(Excerpts from an interface dataset)
▬▬▬
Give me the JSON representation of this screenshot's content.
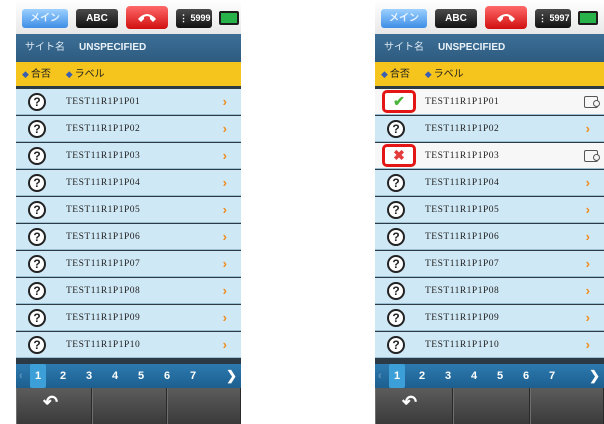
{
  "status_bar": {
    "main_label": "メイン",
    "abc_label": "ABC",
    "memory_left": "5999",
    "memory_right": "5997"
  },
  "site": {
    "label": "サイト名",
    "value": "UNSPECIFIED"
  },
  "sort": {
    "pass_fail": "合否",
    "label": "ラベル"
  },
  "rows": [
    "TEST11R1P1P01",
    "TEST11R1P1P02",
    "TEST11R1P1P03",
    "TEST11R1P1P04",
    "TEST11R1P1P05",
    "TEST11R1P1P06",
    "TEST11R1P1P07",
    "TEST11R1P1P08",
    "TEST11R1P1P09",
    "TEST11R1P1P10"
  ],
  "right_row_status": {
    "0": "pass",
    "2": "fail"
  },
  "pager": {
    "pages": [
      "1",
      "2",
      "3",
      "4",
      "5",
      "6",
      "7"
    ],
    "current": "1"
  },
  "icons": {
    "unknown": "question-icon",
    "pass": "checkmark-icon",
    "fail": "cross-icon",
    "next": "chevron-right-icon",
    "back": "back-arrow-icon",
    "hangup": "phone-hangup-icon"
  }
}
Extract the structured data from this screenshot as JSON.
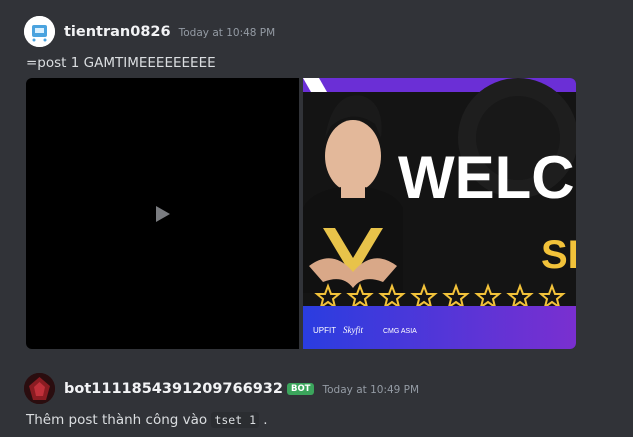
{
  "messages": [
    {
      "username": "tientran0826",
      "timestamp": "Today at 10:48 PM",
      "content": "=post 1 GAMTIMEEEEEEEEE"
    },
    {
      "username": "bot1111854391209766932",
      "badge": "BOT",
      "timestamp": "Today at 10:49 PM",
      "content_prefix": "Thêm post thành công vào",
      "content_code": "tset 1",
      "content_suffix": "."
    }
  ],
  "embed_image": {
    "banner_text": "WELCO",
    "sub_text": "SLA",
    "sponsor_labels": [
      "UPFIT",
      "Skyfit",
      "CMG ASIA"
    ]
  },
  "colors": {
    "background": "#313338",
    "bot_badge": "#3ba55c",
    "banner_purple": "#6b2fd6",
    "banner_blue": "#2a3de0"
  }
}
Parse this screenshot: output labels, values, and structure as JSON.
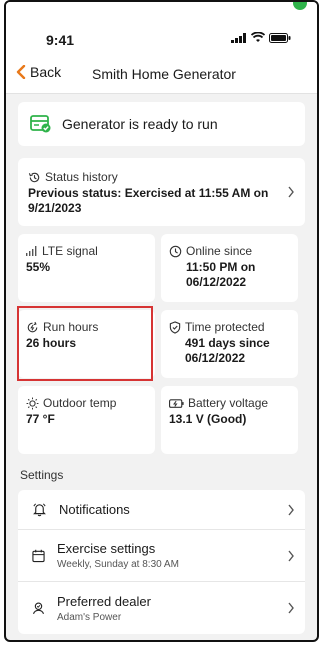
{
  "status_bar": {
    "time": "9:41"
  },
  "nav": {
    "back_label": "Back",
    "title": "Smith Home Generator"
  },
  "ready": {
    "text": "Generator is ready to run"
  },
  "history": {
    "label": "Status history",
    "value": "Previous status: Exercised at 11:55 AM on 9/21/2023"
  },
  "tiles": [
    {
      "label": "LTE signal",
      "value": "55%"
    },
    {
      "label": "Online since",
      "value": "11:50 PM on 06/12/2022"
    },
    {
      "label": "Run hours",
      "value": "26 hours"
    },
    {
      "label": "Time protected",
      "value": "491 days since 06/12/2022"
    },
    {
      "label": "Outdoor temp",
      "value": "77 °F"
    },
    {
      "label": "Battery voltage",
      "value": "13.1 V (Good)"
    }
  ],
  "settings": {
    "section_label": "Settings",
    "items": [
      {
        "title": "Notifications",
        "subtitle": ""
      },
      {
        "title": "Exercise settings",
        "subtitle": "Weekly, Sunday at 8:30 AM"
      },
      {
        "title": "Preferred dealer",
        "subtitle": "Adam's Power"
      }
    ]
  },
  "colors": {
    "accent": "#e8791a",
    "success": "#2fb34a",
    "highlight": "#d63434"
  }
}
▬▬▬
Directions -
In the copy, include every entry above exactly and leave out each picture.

Answer for this exercise -
Give me the JSON representation of this screenshot's content.
{
  "status_bar": {
    "main_label": "メイン",
    "abc_label": "ABC",
    "memory_left": "5999",
    "memory_right": "5997"
  },
  "site": {
    "label": "サイト名",
    "value": "UNSPECIFIED"
  },
  "sort": {
    "pass_fail": "合否",
    "label": "ラベル"
  },
  "rows": [
    "TEST11R1P1P01",
    "TEST11R1P1P02",
    "TEST11R1P1P03",
    "TEST11R1P1P04",
    "TEST11R1P1P05",
    "TEST11R1P1P06",
    "TEST11R1P1P07",
    "TEST11R1P1P08",
    "TEST11R1P1P09",
    "TEST11R1P1P10"
  ],
  "right_row_status": {
    "0": "pass",
    "2": "fail"
  },
  "pager": {
    "pages": [
      "1",
      "2",
      "3",
      "4",
      "5",
      "6",
      "7"
    ],
    "current": "1"
  },
  "icons": {
    "unknown": "question-icon",
    "pass": "checkmark-icon",
    "fail": "cross-icon",
    "next": "chevron-right-icon",
    "back": "back-arrow-icon",
    "hangup": "phone-hangup-icon"
  }
}
Extract the structured data from this screenshot as JSON.
{
  "messages": [
    {
      "username": "tientran0826",
      "timestamp": "Today at 10:48 PM",
      "content": "=post 1 GAMTIMEEEEEEEEE"
    },
    {
      "username": "bot1111854391209766932",
      "badge": "BOT",
      "timestamp": "Today at 10:49 PM",
      "content_prefix": "Thêm post thành công vào",
      "content_code": "tset 1",
      "content_suffix": "."
    }
  ],
  "embed_image": {
    "banner_text": "WELCO",
    "sub_text": "SLA",
    "sponsor_labels": [
      "UPFIT",
      "Skyfit",
      "CMG ASIA"
    ]
  },
  "colors": {
    "background": "#313338",
    "bot_badge": "#3ba55c",
    "banner_purple": "#6b2fd6",
    "banner_blue": "#2a3de0"
  }
}
Parse this screenshot: output labels, values, and structure as JSON.
{
  "status_bar": {
    "time": "9:41"
  },
  "nav": {
    "back_label": "Back",
    "title": "Smith Home Generator"
  },
  "ready": {
    "text": "Generator is ready to run"
  },
  "history": {
    "label": "Status history",
    "value": "Previous status: Exercised at 11:55 AM on 9/21/2023"
  },
  "tiles": [
    {
      "label": "LTE signal",
      "value": "55%"
    },
    {
      "label": "Online since",
      "value": "11:50 PM on 06/12/2022"
    },
    {
      "label": "Run hours",
      "value": "26 hours"
    },
    {
      "label": "Time protected",
      "value": "491 days since 06/12/2022"
    },
    {
      "label": "Outdoor temp",
      "value": "77 °F"
    },
    {
      "label": "Battery voltage",
      "value": "13.1 V (Good)"
    }
  ],
  "settings": {
    "section_label": "Settings",
    "items": [
      {
        "title": "Notifications",
        "subtitle": ""
      },
      {
        "title": "Exercise settings",
        "subtitle": "Weekly, Sunday at 8:30 AM"
      },
      {
        "title": "Preferred dealer",
        "subtitle": "Adam's Power"
      }
    ]
  },
  "colors": {
    "accent": "#e8791a",
    "success": "#2fb34a",
    "highlight": "#d63434"
  }
}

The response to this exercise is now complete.